NHS Norfolk and Waveney received a letter from Healthwatch Norfolk, asking how NHS Norfolk and Waveney ICB and the wider health and care system is planning to respond to the recently announced right care, right person model.
Our response, with support from the wider health and care system, dated 23 June 2023, is included below.
Thank you for your letter. This is an important issue that we are going to work through as a system, alongside the work we need to do to improve mental health services, including crisis care. You make many good points and raise a lot of the things we are looking at. We are very mindful of the need to carefully plan how we implement this, so that we meet what is expected of us nationally, but that we do so in a way that will work in our local context.
Of course the aim of Right Care, Right Person is not stop the police from continuing to perform their key role of keeping people safe. Where there is a real and immediate risk to life or serious harm – whether that be a person seeking to harm themselves or to harm others – officers will respond swiftly as they currently do. But we need to get the implementation right. All partners are committed to working collaboratively and carefully together to implement the model and we will take our time to ensure that we plan for it properly. The model won’t be introduced until later this year and it is being planned in phases.
On your point about involving people affected by mental ill health, their family members, carers and support networks, we have an independently facilitated lived experience reference group that we will work with on this. We are at the start of the work to implement the model locally, so we are also at the start of working with that group and planning how we will involve people.

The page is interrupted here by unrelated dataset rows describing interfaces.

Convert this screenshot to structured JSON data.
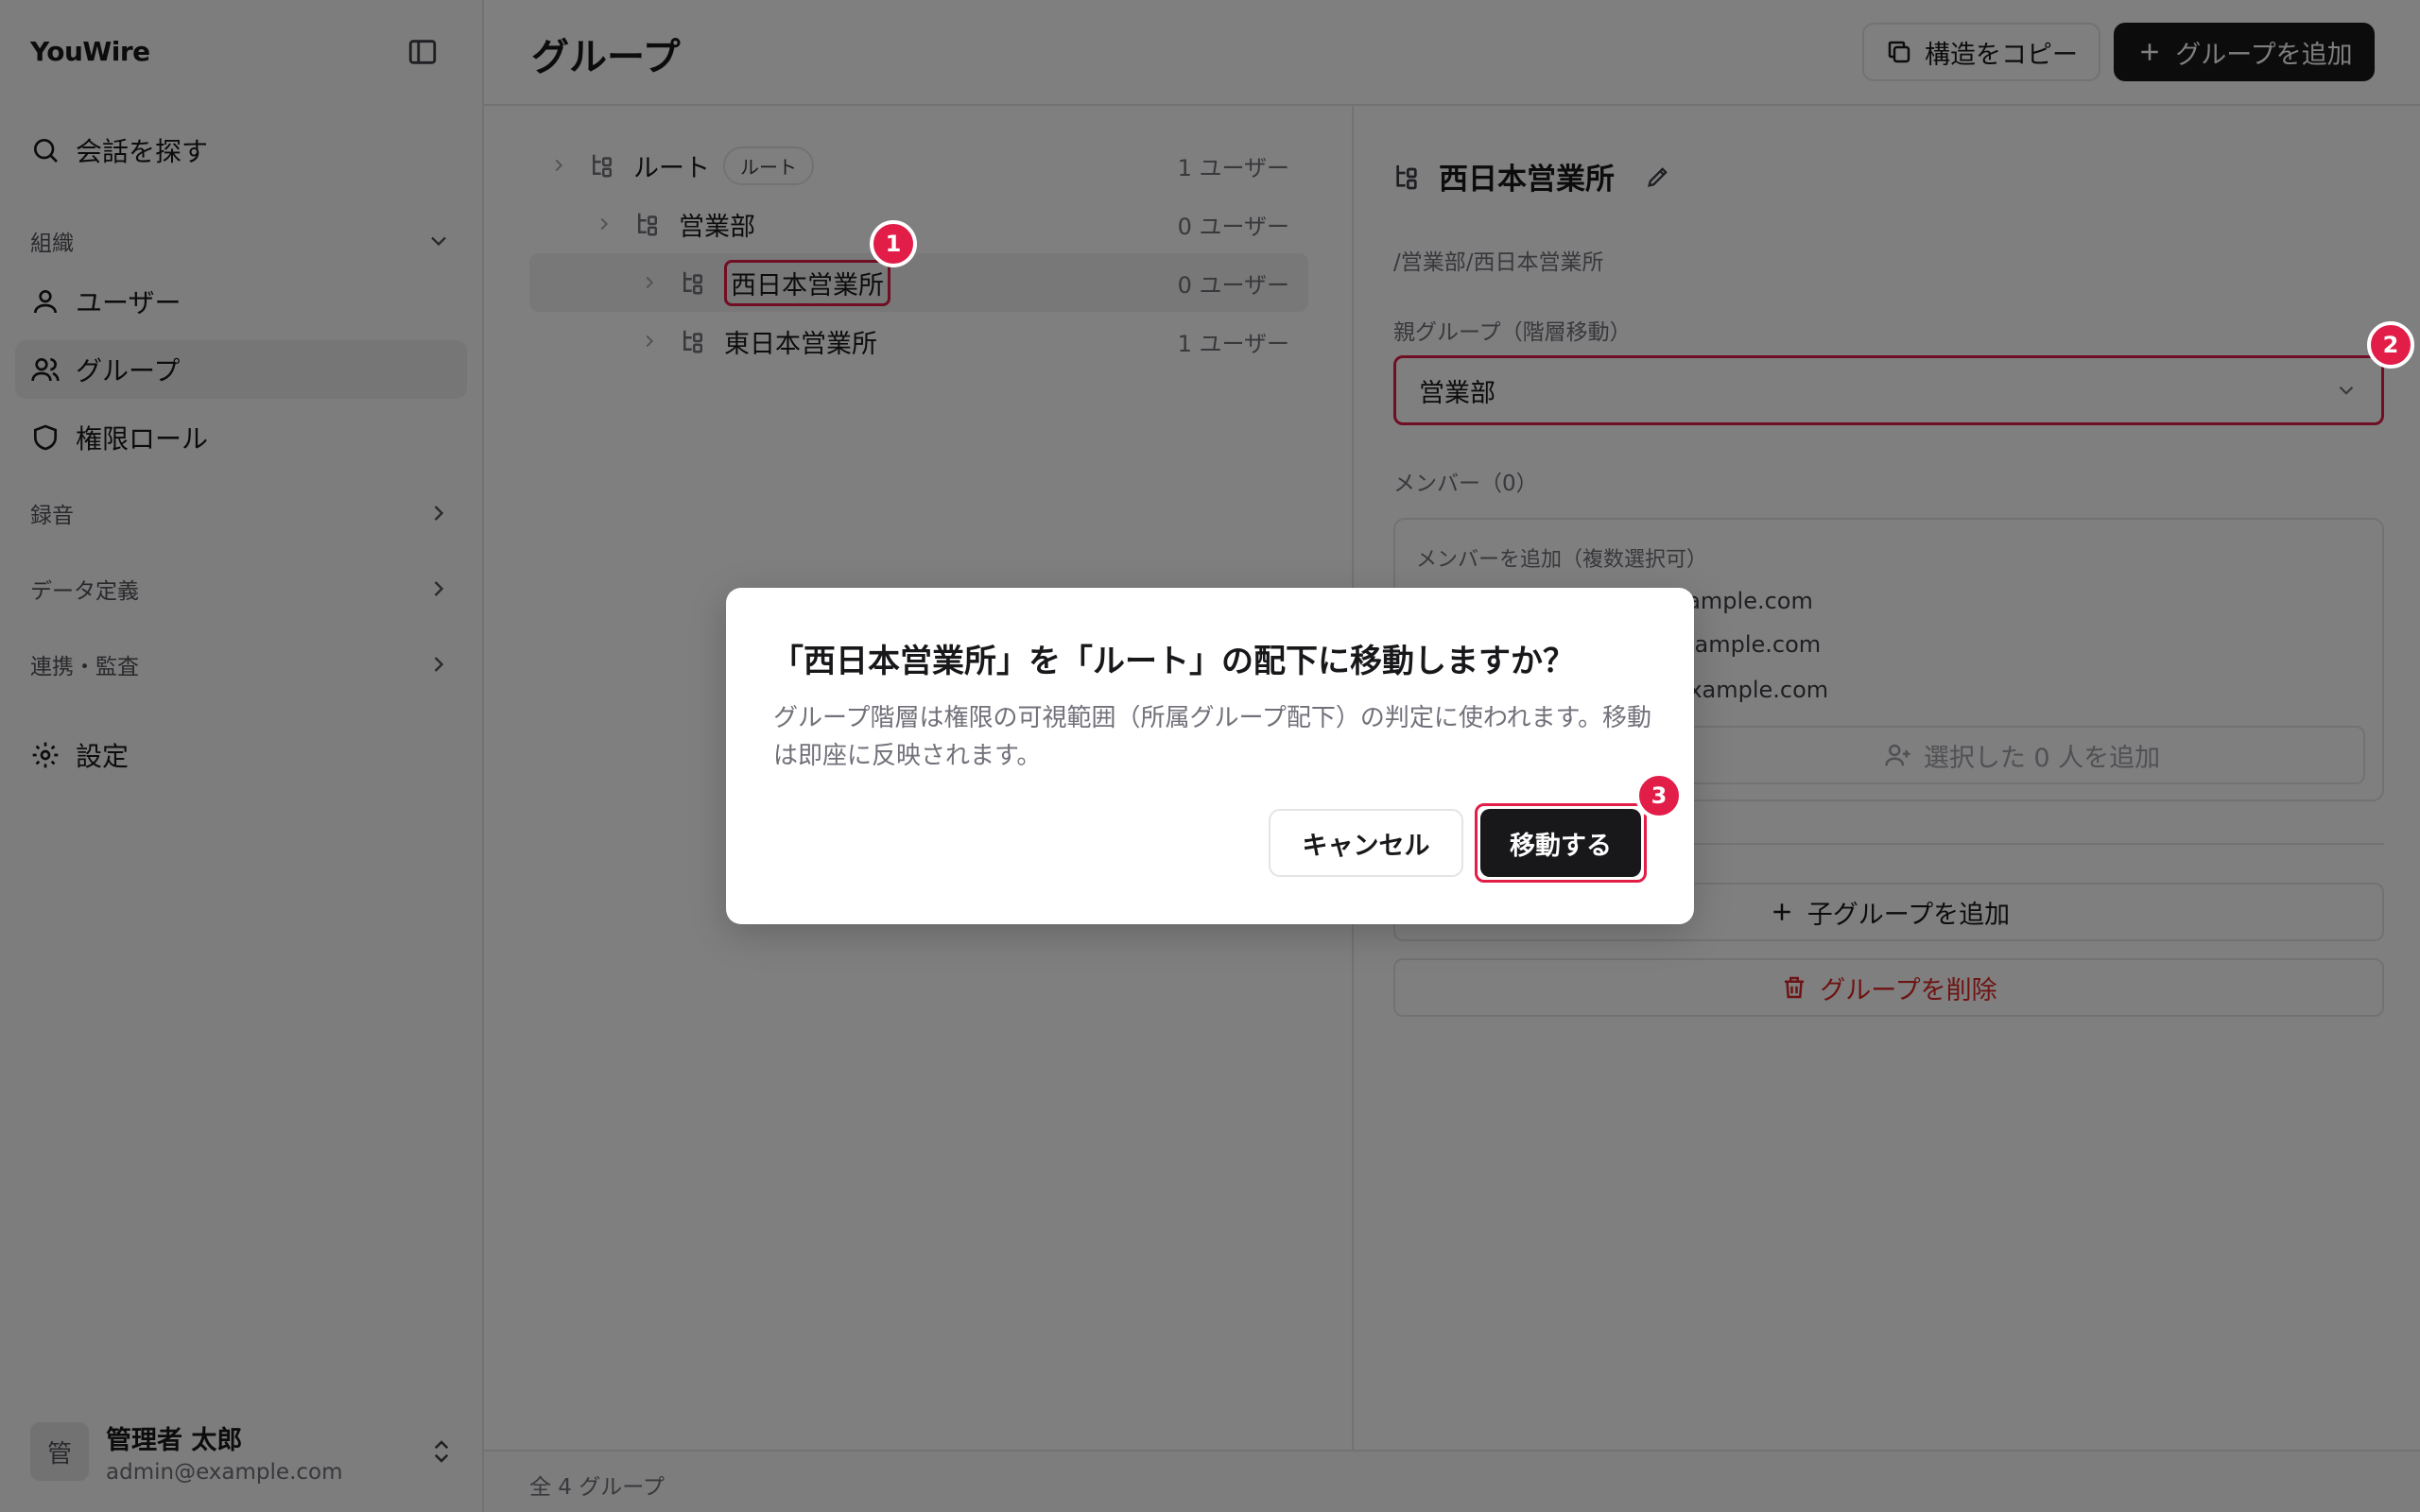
{
  "sidebar": {
    "brand": "YouWire",
    "search_label": "会話を探す",
    "org_section": "組織",
    "items": [
      {
        "label": "ユーザー",
        "icon": "user-icon"
      },
      {
        "label": "グループ",
        "icon": "users-icon",
        "active": true
      },
      {
        "label": "権限ロール",
        "icon": "shield-icon"
      }
    ],
    "sections": [
      {
        "label": "録音"
      },
      {
        "label": "データ定義"
      },
      {
        "label": "連携・監査"
      }
    ],
    "settings_label": "設定",
    "user": {
      "avatar_char": "管",
      "name": "管理者 太郎",
      "email": "admin@example.com"
    }
  },
  "header": {
    "title": "グループ",
    "copy_label": "構造をコピー",
    "add_label": "グループを追加"
  },
  "tree": [
    {
      "name": "ルート",
      "badge": "ルート",
      "count": "1 ユーザー"
    },
    {
      "name": "営業部",
      "count": "0 ユーザー"
    },
    {
      "name": "西日本営業所",
      "count": "0 ユーザー",
      "selected": true
    },
    {
      "name": "東日本営業所",
      "count": "1 ユーザー"
    }
  ],
  "detail": {
    "title": "西日本営業所",
    "path": "/営業部/西日本営業所",
    "parent_label": "親グループ（階層移動）",
    "parent_value": "営業部",
    "members_label": "メンバー（0）",
    "add_members_label": "メンバーを追加（複数選択可）",
    "visible_emails": [
      "xample.com",
      "example.com",
      "@example.com"
    ],
    "add_selected_label": "選択した 0 人を追加",
    "add_child_label": "子グループを追加",
    "delete_label": "グループを削除"
  },
  "footer": {
    "total": "全 4 グループ"
  },
  "dialog": {
    "title": "「西日本営業所」を「ルート」の配下に移動しますか？",
    "description": "グループ階層は権限の可視範囲（所属グループ配下）の判定に使われます。移動は即座に反映されます。",
    "cancel_label": "キャンセル",
    "confirm_label": "移動する"
  },
  "steps": [
    "1",
    "2",
    "3"
  ],
  "colors": {
    "accent_highlight": "#e11d48",
    "dark_button": "#18181b",
    "danger": "#dc2626"
  }
}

As we are at the start of the work to implement the model, it is too early to be able to directly answer your first and second questions (and the constabulary will be better placed to answer your third question). What I think it is important to say is that effective crisis care is vital and we have made some important investments and changes to services. The opening of the five wellbeing hubs, the 24/7 crisis support telephone line / 111 mental health option and the two mental health joint response cars are all positive steps in the right direction, and there are more examples on our website of investments and changes we have made.
We have more to do, in particular to embed the changes we have made and to join-up crisis care, all of which we are working on at the moment. We haven’t seen the full benefit of the changes we have made yet. The cultural point I think is important here, building relationships between providers and making sure that everyone sees themselves as having responsibility for mental health, it is not just the role of NSFT. And of course it is worth noting that how well crisis services perform relates to how well the whole system is working, so it’s important to consider all the work we are doing to transform mental health care, including on prevention and community care.
It is also worth noting that the Department for Health and Social Care is working with NHS England on guidance for integrated care boards and mental health trusts, which is expected by the end of July 2023. So how we respond locally will need to take account of that guidance once it has been published.
Just on your point about communications around this, we certainly don’t want to cause stress or to worry people. This change was announced nationally, which naturally made people wonder what it would mean for them and for local services. We will do our best to make sure that our communications about this are clear and to reassure people as much as we can.
I am keen that you understand our proposed approach to doing this work and would welcome any thoughts you have, so I have asked our Acting Director for Mental Health Transformation to reach out to you – they would be very happy to meet.
Chief Executive Officer
NHS Norfolk and Waveney